DATASET RECORDS:
━━━━━━━━━━
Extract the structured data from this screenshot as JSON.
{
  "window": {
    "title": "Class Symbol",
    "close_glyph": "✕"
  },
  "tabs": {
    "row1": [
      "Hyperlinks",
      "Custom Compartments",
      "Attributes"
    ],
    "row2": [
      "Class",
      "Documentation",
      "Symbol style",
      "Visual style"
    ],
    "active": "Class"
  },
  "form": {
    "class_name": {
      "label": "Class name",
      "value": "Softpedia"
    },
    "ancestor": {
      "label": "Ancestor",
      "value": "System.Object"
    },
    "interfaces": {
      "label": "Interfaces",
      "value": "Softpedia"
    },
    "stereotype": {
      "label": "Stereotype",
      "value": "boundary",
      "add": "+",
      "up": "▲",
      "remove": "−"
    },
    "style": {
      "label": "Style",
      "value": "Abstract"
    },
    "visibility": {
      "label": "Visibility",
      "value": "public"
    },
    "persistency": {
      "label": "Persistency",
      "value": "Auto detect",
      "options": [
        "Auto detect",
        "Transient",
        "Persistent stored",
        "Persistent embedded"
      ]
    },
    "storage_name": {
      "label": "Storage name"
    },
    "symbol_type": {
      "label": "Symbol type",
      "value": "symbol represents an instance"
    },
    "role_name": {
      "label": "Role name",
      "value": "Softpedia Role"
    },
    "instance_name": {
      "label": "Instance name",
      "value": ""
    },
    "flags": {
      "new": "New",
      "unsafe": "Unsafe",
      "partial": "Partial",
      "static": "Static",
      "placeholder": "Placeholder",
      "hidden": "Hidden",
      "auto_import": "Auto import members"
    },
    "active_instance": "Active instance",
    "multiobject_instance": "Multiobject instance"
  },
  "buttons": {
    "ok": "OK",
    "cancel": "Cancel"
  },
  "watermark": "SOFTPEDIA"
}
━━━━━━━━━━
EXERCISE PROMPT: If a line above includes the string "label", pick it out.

ANSWER FOR THE TASK:
      "label": "Class name",
      "label": "Ancestor",
      "label": "Interfaces",
      "label": "Stereotype",
      "label": "Style",
      "label": "Visibility",
      "label": "Persistency",
      "label": "Storage name"
      "label": "Symbol type",
      "label": "Role name",
      "label": "Instance name",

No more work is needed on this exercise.